Flashcards in CH12 - Kidney and Urinary Tract Pathology Deck (238)
What is the most common congenital renal anomaly?
Horseshoe kidney - Conjoined kidneys usually connected at the lower pole
In horseshoe kidney where is it located?
Kidney is abnormally located in the lower abdomen
What happens in horseshoe kidney?
The kidney gets caught on the inferior mesenteric artery root during its ascent from the pelvis to the abdomen
What is renal agenesis?
Absent kidney formation; may be unilateral or bilateral
What does unilateral renal agenesis lead to?
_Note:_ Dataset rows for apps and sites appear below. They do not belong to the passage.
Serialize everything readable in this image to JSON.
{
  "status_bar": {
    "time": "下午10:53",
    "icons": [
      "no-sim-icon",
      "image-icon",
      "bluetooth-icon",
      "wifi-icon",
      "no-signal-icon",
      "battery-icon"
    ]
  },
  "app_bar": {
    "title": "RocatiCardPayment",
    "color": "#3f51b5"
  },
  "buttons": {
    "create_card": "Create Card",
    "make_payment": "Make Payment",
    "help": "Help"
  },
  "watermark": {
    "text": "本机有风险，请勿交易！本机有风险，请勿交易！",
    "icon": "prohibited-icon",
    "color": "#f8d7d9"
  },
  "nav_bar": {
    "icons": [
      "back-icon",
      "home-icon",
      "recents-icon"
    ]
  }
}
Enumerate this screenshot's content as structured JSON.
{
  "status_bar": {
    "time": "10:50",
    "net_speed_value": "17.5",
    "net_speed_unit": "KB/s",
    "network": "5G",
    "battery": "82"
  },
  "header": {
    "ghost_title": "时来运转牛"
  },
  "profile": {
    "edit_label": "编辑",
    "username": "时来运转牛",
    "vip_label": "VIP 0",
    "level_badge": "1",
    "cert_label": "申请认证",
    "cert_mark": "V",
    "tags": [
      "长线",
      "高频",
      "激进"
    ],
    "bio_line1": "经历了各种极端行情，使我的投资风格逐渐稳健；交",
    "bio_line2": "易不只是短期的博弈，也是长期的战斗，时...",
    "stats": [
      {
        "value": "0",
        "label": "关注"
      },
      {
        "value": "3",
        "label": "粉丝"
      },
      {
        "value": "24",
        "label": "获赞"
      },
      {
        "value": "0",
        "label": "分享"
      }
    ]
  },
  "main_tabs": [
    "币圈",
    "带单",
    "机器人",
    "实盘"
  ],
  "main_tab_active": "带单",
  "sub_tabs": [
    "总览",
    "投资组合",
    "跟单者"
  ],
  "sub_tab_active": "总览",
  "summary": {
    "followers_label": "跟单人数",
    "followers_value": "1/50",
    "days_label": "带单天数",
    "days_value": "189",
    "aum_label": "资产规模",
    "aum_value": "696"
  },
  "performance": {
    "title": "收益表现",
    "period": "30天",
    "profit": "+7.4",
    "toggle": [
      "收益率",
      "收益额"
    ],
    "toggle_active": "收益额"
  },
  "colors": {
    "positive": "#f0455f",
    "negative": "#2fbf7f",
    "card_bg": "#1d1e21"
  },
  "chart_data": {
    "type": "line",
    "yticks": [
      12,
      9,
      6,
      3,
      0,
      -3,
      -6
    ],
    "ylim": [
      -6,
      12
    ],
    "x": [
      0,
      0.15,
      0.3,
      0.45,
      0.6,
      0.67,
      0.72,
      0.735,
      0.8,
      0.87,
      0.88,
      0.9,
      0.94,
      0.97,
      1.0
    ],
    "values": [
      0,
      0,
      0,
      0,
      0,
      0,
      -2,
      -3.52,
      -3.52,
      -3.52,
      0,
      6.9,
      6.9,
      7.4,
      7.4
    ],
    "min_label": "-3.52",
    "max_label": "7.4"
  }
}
hypertrophy of the existing kidney; hyperfiltration increases risk of renal failure later in life.
What does bilateral agenesis lead to?
oligohydramnios with lung hypoplasia, flat face with low set ears, and developmental defects of the extremities (Potter sequence) incompatible with life
What is dysplastic kidney?
Non-inherited, congenital malformation of the renal parenchyma characterized by cysts and abnormal tissue (e.g., cartilage)
Is dysplastic kidney unilateral or bilateral?
Usually unilateral; when bilateral, must be distinguished from inherited polycystic kidney disease
What is polycystic kidney disease?
Inherited defect leading to bilateral enlarged kidneys with cysts in the renal cortex and medulla
How does the autosomal recessive form of polycystic kidney disease present?
in infants as worsening renal failure and hypertension; newborns may present with Potter sequence
What is the autosomal recessive form of polycystic kidney disease associated with?
congenital hepatic fibrosis (leads to portal hypertension) and hepatic cysts
How does the autosomal dominant form of polycystic kidney disease present?
in young adults as hypertension (due to increased renin), hematuria, and worsening renal failure
What is the autosomal dominant form of polycystic kidney disease due to?
A mutation in the APKD1 or APKD2 gene; cysts develop over time.
What is the autosomal dominant form of polycystic kidney disease associated with?
berry aneurysm, hepatic cysts, and mitral valve prolapse
What is medullary cystic kidney disease?
Inherited (autosomal dominant) defect leading to cysts in the medullary collecting ducts
What does parenchymal fibrosis result in?
shrunken kidneys and worsening renal failure
What is acute renal failure?
Acute, severe decrease in renal function (develops within days)
What is the hallmark of acute renal failure?
Azotemia, (increased BUN and creatinine) often with oliguria
What is acute renal failure divided into?
Its divided into prerenal, postrenal, and intrarenal azotemia and is based on etiology
What is prerenal azotemia?
Due to decreased blood flow to kidneys (e.g., cardiac failure)
Prerenal azotemia is a common cause of what?
ARF (acute renal failure)
What does decreased blood flow result in?
decreased GFR, azotemia, and oliguria.
In prerenal azotemia what happens to the ability to absorb fluid?
reabsorption of fluid and BUN ensues (serum BUN:Cr ratio > 15) tubular function remains intact (fractional excretion of sodium [FENa] < 1% and urine osmolality [osm] > 500 mOsm/kg)
What is postrenal azotemia due to?
obstruction of urinary tract downstream from the kidney (e.g., ureters)
In postrenal azotemia what does the decreased outflow result in?
decreased GFR, azotemia, and oliguria
In postrenal azotemia, what happens during the early stage of obstruction?
There is increased tubular pressure which forces BUN into the blood (serum BUN;Cr ratio > 15); tubular function remains intact (FENa < 1% and urine osm > 500 mOsm/kg).
In postrenal azotemia, what happens with long-standing obstruction?
tubular damage ensues, resulting in decreased reabsorption of BUN (serum BUN:Cr ratio < 15), decreased reabsorption of sodium (FENa > 2%), and inability to concentrate urine (urine osm < 500 mOsm/kg)
What is acute tubular necrosis?
It is injury and necrosis of tubular epithelial cells
What is the most common cause of acute renal failure?
Acute tubular necrosis (intrarenal azotemia)